Struthers has more than a touch of the evangelist in her stage presence. As she worked into “The Skillet Blues,” she opened with a near-sermon about the logistical “moving out” decisions made on the mournful occasion of giving up on a relationship. She worked the audience through visualized cabinet inspections (“What are you going to do with all those leftover yogurt containers? Are you really going to take those with you?”) to land on the one or two items required in the new apartment, including the skillet. As she grumbled through lines like “ Let go of my skillet/You best unhand my frying pan,” her vocal range became clear. The song was blues showcase for each member of the band, including the rare and wise bluegrass decision to give the drummer a fierce, slow burning three-minute solo.
Struthers had one last crowd demand before she was done: They were going to dance, and she was going to teach them (in this case the Tennessee Two-Step). The band kicked into the deep country “(You Only Like Me) In A Crowd,” and she had the sixty or so loyal souls pair up and give “two steps to the right and one to the left.” And they did it. (Later, reflecting on a few dance-hesitators, she scolded, with a grin, “You can dance with someone you’re not sleeping with. It’s allowed!”)
Struthers closed with the slanky, swampy “Don’t Care,” one of the best tunes from Wake. As she torched through lines like “My ex-boyfriend really hates you/and I don’t care” the crowd successfully responded, openly and honestly. If nothing else, Struthers had won a few more converts, whose their feelings had been set free.
Leftovers: Openers Smokey and the Mirror (Bernice and Bryan Hembree, with drummer Giovanni Carnucci) were joined by Austin singer-songwriter Rebecca Loebe (prounounced Low-Bee) for an impressive song circle set. Loebe, performing in Kansas City for the first time, won the crowd over with songs like “Easy Money” (“She starts asking loaded questions/Like ‘How’s your day been?’”), then dropped the bottom out with a haunting, blistering (and surprising) cover of Nirvana’s “Come As You Are.”
The Hembrees kept pace with Bryan’s heartfelt, gentle growl on songs like “Rag and Bone.” Loebe and Bernice Hembree’s harmony vocals as they joined Struthers for The Cranberries “Dreams” gave the evening a final (a more rousing) house concert feel – and kept the emotions flowing.

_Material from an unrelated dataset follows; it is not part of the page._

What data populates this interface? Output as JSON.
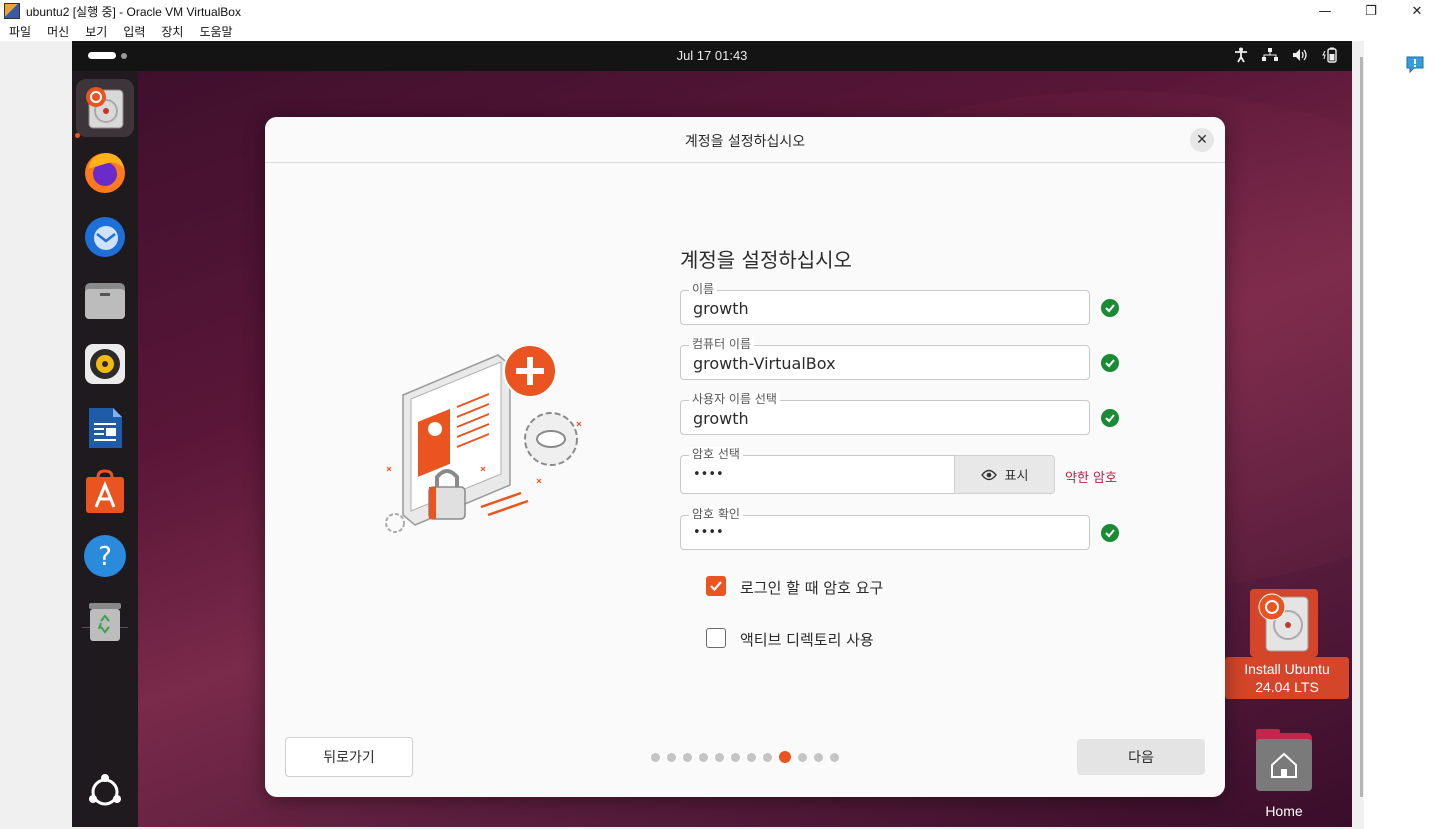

I Ain’t Holdin’ Back
The Baker’s Boy
When I Wake
The Other Side
In A Crowd
Dreams (Cranberries cover)